Lea este artículo en español aquí.

STAR, Links, and SOLER curricula all help students gain independence and generalize skills in their communities. As they navigate the world, though, students with autism are at a higher risk for unsafe behaviors and situations—so it’s important to teach safety skills early and often!

Safety Routines

Teach and practice a variety of safety routines that are especially helpful if a student becomes lost or is unexpectedly in an unsafe situation. Be sure to include routines for street crossings, calling emergency services, and have students practice answering questions like "What is your teacher's name?" and "What is your phone number?". This free "Using a Phone" sequence strip helps students to use a phone to call for help. Our free "Lost in the Community" social script prepares students for what it’s like to be lost and to know what to do to stay safe.

Devices and Wearables

Students who don’t yet have safety skills—or who need additional supports—can benefit from environmental and wearable safety devices, particularly if they are prone to elopement.

        • Medical ID bracelets share essential health information with first responders and medical staff.
        • Bright clothing, and even a tracking device, can help teachers and caregivers to locate a wandering student.
        • Door alarms are easily installed and provide an extra layer of protection for students who wander.

Teaching skills can dramatically reduce the risk of elopement, especially in tricky transitions or unexpected activities such as a fire drill. Essential skills to teach include walking with an adult, coming when called, and waiting. Our "walk with me" video provides a great example of these skills in action.

Stranger Safety

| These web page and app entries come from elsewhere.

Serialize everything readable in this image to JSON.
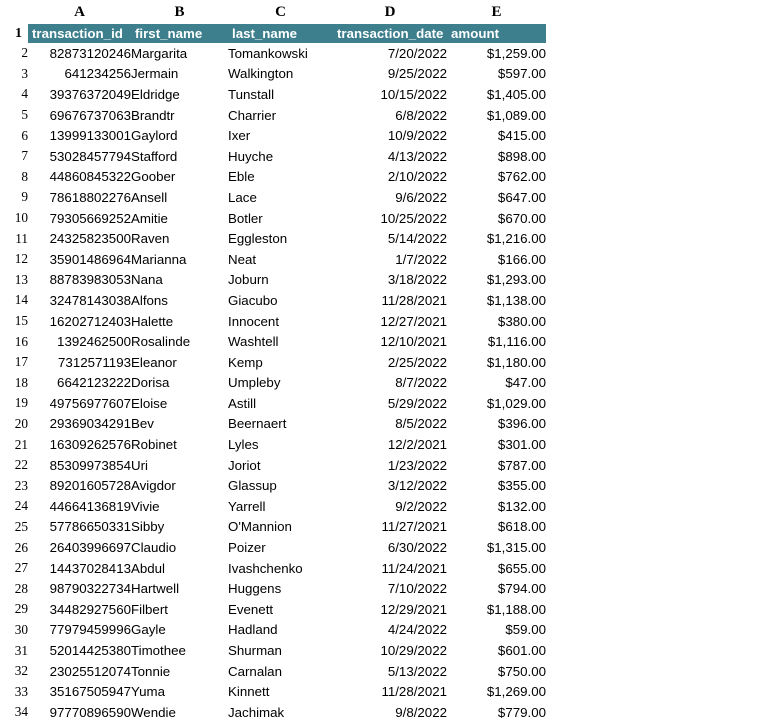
{
  "spreadsheet": {
    "column_letters": [
      "A",
      "B",
      "C",
      "D",
      "E"
    ],
    "headers": {
      "a": "transaction_id",
      "b": "first_name",
      "c": "last_name",
      "d": "transaction_date",
      "e": "amount"
    },
    "header_row_number": "1",
    "header_fill_color": "#3d7f8c",
    "header_text_color": "#ffffff",
    "rows": [
      {
        "n": "2",
        "transaction_id": "82873120246",
        "first_name": "Margarita",
        "last_name": "Tomankowski",
        "transaction_date": "7/20/2022",
        "amount": "$1,259.00"
      },
      {
        "n": "3",
        "transaction_id": "641234256",
        "first_name": "Jermain",
        "last_name": "Walkington",
        "transaction_date": "9/25/2022",
        "amount": "$597.00"
      },
      {
        "n": "4",
        "transaction_id": "39376372049",
        "first_name": "Eldridge",
        "last_name": "Tunstall",
        "transaction_date": "10/15/2022",
        "amount": "$1,405.00"
      },
      {
        "n": "5",
        "transaction_id": "69676737063",
        "first_name": "Brandtr",
        "last_name": "Charrier",
        "transaction_date": "6/8/2022",
        "amount": "$1,089.00"
      },
      {
        "n": "6",
        "transaction_id": "13999133001",
        "first_name": "Gaylord",
        "last_name": "Ixer",
        "transaction_date": "10/9/2022",
        "amount": "$415.00"
      },
      {
        "n": "7",
        "transaction_id": "53028457794",
        "first_name": "Stafford",
        "last_name": "Huyche",
        "transaction_date": "4/13/2022",
        "amount": "$898.00"
      },
      {
        "n": "8",
        "transaction_id": "44860845322",
        "first_name": "Goober",
        "last_name": "Eble",
        "transaction_date": "2/10/2022",
        "amount": "$762.00"
      },
      {
        "n": "9",
        "transaction_id": "78618802276",
        "first_name": "Ansell",
        "last_name": "Lace",
        "transaction_date": "9/6/2022",
        "amount": "$647.00"
      },
      {
        "n": "10",
        "transaction_id": "79305669252",
        "first_name": "Amitie",
        "last_name": "Botler",
        "transaction_date": "10/25/2022",
        "amount": "$670.00"
      },
      {
        "n": "11",
        "transaction_id": "24325823500",
        "first_name": "Raven",
        "last_name": "Eggleston",
        "transaction_date": "5/14/2022",
        "amount": "$1,216.00"
      },
      {
        "n": "12",
        "transaction_id": "35901486964",
        "first_name": "Marianna",
        "last_name": "Neat",
        "transaction_date": "1/7/2022",
        "amount": "$166.00"
      },
      {
        "n": "13",
        "transaction_id": "88783983053",
        "first_name": "Nana",
        "last_name": "Joburn",
        "transaction_date": "3/18/2022",
        "amount": "$1,293.00"
      },
      {
        "n": "14",
        "transaction_id": "32478143038",
        "first_name": "Alfons",
        "last_name": "Giacubo",
        "transaction_date": "11/28/2021",
        "amount": "$1,138.00"
      },
      {
        "n": "15",
        "transaction_id": "16202712403",
        "first_name": "Halette",
        "last_name": "Innocent",
        "transaction_date": "12/27/2021",
        "amount": "$380.00"
      },
      {
        "n": "16",
        "transaction_id": "1392462500",
        "first_name": "Rosalinde",
        "last_name": "Washtell",
        "transaction_date": "12/10/2021",
        "amount": "$1,116.00"
      },
      {
        "n": "17",
        "transaction_id": "7312571193",
        "first_name": "Eleanor",
        "last_name": "Kemp",
        "transaction_date": "2/25/2022",
        "amount": "$1,180.00"
      },
      {
        "n": "18",
        "transaction_id": "6642123222",
        "first_name": "Dorisa",
        "last_name": "Umpleby",
        "transaction_date": "8/7/2022",
        "amount": "$47.00"
      },
      {
        "n": "19",
        "transaction_id": "49756977607",
        "first_name": "Eloise",
        "last_name": "Astill",
        "transaction_date": "5/29/2022",
        "amount": "$1,029.00"
      },
      {
        "n": "20",
        "transaction_id": "29369034291",
        "first_name": "Bev",
        "last_name": "Beernaert",
        "transaction_date": "8/5/2022",
        "amount": "$396.00"
      },
      {
        "n": "21",
        "transaction_id": "16309262576",
        "first_name": "Robinet",
        "last_name": "Lyles",
        "transaction_date": "12/2/2021",
        "amount": "$301.00"
      },
      {
        "n": "22",
        "transaction_id": "85309973854",
        "first_name": "Uri",
        "last_name": "Joriot",
        "transaction_date": "1/23/2022",
        "amount": "$787.00"
      },
      {
        "n": "23",
        "transaction_id": "89201605728",
        "first_name": "Avigdor",
        "last_name": "Glassup",
        "transaction_date": "3/12/2022",
        "amount": "$355.00"
      },
      {
        "n": "24",
        "transaction_id": "44664136819",
        "first_name": "Vivie",
        "last_name": "Yarrell",
        "transaction_date": "9/2/2022",
        "amount": "$132.00"
      },
      {
        "n": "25",
        "transaction_id": "57786650331",
        "first_name": "Sibby",
        "last_name": "O'Mannion",
        "transaction_date": "11/27/2021",
        "amount": "$618.00"
      },
      {
        "n": "26",
        "transaction_id": "26403996697",
        "first_name": "Claudio",
        "last_name": "Poizer",
        "transaction_date": "6/30/2022",
        "amount": "$1,315.00"
      },
      {
        "n": "27",
        "transaction_id": "14437028413",
        "first_name": "Abdul",
        "last_name": "Ivashchenko",
        "transaction_date": "11/24/2021",
        "amount": "$655.00"
      },
      {
        "n": "28",
        "transaction_id": "98790322734",
        "first_name": "Hartwell",
        "last_name": "Huggens",
        "transaction_date": "7/10/2022",
        "amount": "$794.00"
      },
      {
        "n": "29",
        "transaction_id": "34482927560",
        "first_name": "Filbert",
        "last_name": "Evenett",
        "transaction_date": "12/29/2021",
        "amount": "$1,188.00"
      },
      {
        "n": "30",
        "transaction_id": "77979459996",
        "first_name": "Gayle",
        "last_name": "Hadland",
        "transaction_date": "4/24/2022",
        "amount": "$59.00"
      },
      {
        "n": "31",
        "transaction_id": "52014425380",
        "first_name": "Timothee",
        "last_name": "Shurman",
        "transaction_date": "10/29/2022",
        "amount": "$601.00"
      },
      {
        "n": "32",
        "transaction_id": "23025512074",
        "first_name": "Tonnie",
        "last_name": "Carnalan",
        "transaction_date": "5/13/2022",
        "amount": "$750.00"
      },
      {
        "n": "33",
        "transaction_id": "35167505947",
        "first_name": "Yuma",
        "last_name": "Kinnett",
        "transaction_date": "11/28/2021",
        "amount": "$1,269.00"
      },
      {
        "n": "34",
        "transaction_id": "97770896590",
        "first_name": "Wendie",
        "last_name": "Jachimak",
        "transaction_date": "9/8/2022",
        "amount": "$779.00"
      }
    ]
  }
}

Knowing the difference between safe and unsafe strangers can make all the difference in a student's safety and comfort. The SOLER curriculum teaches social skills and emotional regulation—including connecting with other people and identifying who is safe and unsafe to connect with. The SOLER People Around Me Chart, along with the Skill Worksheet and sorting game, teaches the difference between safe and unsafe in a nuanced way.  These tools can help students to practice identifying who fits where on the safety spectrum. Click here for more information on SOLER (Social Learning and Emotional Regulation).